u/Damageincx Dec 01 '22

My first car was a 08 Jetta and I loved. Second or third car is when you should go all out in my opinion.


u/huuaaang Male Dec 01 '22

I used to be a Honda guy, but the company has been doing some shady things lately and I'm having a hard time getting certain parts.

I'd go with the Toyota.

My manager keeps telling me its my first car and i should "go all out" suggesting i take a loan for the latest Mercedes Benz. Sounds like terrible advice.

Your manager sounds like an idiot. Especially since he knows how much you make.


u/ace_cube Dec 01 '22

Hondas, Hyundais and Toyotas are the most reliable.

My first car was a Hyundai that I bought from my mom, it was the family car that we got in 2004 and I bought it from her in 2014, she lasted until 2020


u/Woodit Dec 01 '22

Honda or Toyota pre-owned is your best bet.

Don’t listen to your manager on this, or many other things. It sounds like wants you to take on a huge payment to keep you dependent on the job and less free to change your career as you may want.


u/Public_Magician_9352 Dec 01 '22 edited Dec 01 '22

Do not listen to your manager !

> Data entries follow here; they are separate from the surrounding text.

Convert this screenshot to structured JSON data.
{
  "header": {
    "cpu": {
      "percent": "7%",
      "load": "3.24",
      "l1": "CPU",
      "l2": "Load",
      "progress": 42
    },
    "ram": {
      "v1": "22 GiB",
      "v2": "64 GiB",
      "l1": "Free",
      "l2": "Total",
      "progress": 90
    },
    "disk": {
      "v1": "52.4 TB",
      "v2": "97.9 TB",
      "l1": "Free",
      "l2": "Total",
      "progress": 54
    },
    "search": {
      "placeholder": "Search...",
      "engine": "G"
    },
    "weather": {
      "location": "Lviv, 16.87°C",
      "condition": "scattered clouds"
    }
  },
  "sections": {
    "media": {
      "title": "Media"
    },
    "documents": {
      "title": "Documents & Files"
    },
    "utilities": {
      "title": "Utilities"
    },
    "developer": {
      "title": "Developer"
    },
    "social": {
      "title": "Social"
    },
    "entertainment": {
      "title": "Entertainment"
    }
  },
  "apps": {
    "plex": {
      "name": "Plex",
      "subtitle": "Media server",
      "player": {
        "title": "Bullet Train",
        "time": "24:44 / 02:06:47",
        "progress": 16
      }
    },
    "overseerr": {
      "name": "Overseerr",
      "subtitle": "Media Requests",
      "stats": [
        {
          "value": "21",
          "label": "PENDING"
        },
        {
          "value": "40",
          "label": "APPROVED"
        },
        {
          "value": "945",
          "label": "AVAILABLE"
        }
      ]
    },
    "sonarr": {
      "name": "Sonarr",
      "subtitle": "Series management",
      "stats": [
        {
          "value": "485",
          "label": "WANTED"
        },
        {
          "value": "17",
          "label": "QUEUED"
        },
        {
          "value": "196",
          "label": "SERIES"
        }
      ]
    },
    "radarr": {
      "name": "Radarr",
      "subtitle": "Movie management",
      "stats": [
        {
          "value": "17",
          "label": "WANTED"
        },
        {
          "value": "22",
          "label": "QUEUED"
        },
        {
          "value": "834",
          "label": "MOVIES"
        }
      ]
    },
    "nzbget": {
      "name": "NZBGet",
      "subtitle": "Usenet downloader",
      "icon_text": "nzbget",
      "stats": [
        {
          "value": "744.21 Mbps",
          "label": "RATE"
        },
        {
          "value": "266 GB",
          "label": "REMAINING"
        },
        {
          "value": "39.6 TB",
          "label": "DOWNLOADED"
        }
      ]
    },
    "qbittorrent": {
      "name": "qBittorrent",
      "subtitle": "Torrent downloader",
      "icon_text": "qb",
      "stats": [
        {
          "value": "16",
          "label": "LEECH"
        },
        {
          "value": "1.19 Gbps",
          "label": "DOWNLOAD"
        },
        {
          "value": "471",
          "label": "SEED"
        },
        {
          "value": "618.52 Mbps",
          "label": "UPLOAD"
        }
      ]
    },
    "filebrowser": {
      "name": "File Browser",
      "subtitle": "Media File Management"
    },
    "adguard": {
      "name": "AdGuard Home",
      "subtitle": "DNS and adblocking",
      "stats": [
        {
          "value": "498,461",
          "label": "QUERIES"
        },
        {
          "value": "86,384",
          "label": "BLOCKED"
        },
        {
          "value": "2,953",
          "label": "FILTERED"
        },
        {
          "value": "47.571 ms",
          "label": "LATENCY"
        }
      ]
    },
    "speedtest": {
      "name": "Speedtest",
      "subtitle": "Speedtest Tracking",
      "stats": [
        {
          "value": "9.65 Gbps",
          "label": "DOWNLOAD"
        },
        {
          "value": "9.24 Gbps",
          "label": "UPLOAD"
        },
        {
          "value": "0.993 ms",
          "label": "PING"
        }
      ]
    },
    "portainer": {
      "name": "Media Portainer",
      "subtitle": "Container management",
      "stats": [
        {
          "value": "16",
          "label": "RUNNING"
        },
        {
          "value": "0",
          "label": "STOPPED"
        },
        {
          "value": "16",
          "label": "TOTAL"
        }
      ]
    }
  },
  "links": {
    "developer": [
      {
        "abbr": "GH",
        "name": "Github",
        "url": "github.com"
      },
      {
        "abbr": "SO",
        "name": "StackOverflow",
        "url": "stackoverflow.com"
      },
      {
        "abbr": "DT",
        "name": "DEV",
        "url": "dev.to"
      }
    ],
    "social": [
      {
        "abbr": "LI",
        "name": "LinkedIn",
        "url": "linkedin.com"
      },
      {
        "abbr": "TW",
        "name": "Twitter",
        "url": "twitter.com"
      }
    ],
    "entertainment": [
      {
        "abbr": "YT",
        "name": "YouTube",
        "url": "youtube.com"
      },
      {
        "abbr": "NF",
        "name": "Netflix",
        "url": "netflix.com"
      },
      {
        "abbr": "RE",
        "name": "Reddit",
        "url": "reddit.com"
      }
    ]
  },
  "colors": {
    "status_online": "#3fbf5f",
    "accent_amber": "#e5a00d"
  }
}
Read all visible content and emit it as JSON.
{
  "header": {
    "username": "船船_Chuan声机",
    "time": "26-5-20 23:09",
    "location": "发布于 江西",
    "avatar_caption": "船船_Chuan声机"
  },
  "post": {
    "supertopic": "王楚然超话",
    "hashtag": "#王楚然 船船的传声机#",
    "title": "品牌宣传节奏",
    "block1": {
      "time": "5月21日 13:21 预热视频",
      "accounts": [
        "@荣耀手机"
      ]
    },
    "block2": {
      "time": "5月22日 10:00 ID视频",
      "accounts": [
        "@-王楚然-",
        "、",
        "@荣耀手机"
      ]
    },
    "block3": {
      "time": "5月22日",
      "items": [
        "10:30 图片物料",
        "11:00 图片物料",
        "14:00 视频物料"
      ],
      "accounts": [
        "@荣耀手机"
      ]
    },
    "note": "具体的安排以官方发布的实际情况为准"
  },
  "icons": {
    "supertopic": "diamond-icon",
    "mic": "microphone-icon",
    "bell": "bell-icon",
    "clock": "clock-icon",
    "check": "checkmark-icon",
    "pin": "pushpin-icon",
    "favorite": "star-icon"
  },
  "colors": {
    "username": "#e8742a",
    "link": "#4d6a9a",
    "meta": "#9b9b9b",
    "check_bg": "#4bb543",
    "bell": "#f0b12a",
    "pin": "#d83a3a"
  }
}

Prices are terrible right now and you need a savings for emergency. If you can save up to 8k, spend half on a down payment for a car and pay the rest of the car in a year.

A car note that’s too expensive can you in your social life and make it harder for you.

I never had a car note and and it helped me get ahead of a lot of my friend that did. They would rarely have money to do anything.

Outside of gas I was paying 50 dollars for the basic car insurance required in my state.

My friends had to pay 300-500 for their cars and another 200-400 for insurance on a financed vehicle. That’s easily $500 to $900 per month.


u/Hierophant-74 Dec 01 '22

I tend to buy gently used cars (as low mileage as possible for it's age with solid maintenance history) after the 30% deprecation hit. So about 2ish years old. Still got a lot of life left.

And then I put at least 150k miles on it before I think about replacing it.

At your age, I'd suggest a mid tier Japanese vehicle. Good gas mileage, solid reliability, easy to insure.

I think high end cars like Mercedes are very well made and tend to last as long as you are willing to maintain them. But you have plenty of time in life to build yourself up to that class of vehicle and would focus on a solid cheaper option that will get you through your 20s as efficiently as possible.

Also...I personally recommend never going past 36mo financing and again, drive that shit until the wheels fall off!


u/gnarlyoldman Male Dec 01 '22

Don't go into debt for a car. Buy one you can afford.
Car repairs are always less expensive than car payments.


u/MA499 Dec 01 '22 edited Dec 01 '22

I've owned quite a few Hyundai. We have 4 going right now. 1 over 110k miles and two Elantras over 220k miles. Doing standard maintenance is usually all that's needed. Plus, they get about 32-36 mpg highway. That is my two cents.

Used is fine. Try for certified pre owned if available. Costs a little more, but you get 10 years 100k mile coverage (on Hyundai)

If you can, join a credit union. With a sizeble down payment, rates will be good and you can build your credit. Paying cash is ok too. You will just be looking at older, higher mileage cars.


u/slimfastdieyoung Dec 01 '22

When people ask my father (who's a mechanic) he always recommends Toyota, Honda or Hyundai.

If it's a first car, don't go for something that's good looking because you will make some dents and scratches.


u/stuckmeformypaper Dec 01 '22

Corolla. The used market is piss these days, you're gonna get fucked no matter what but at least this option adds a little more lube.


u/BMoney8600 Male Dec 01 '22
  1. But a used car, new cars may seem nice but with the economy these days a used car makes sense.

  2. A brand that screams reliable is definitely Toyota. Those things are built to last and it’s no wonder why you see Toyota Camry’s that are past 20 years old still on the road.

  3. When I got my car my father and I both took money of the bank and paid the person in cash. I have not bought a car with a loan yet but I know that a loan could be helpful.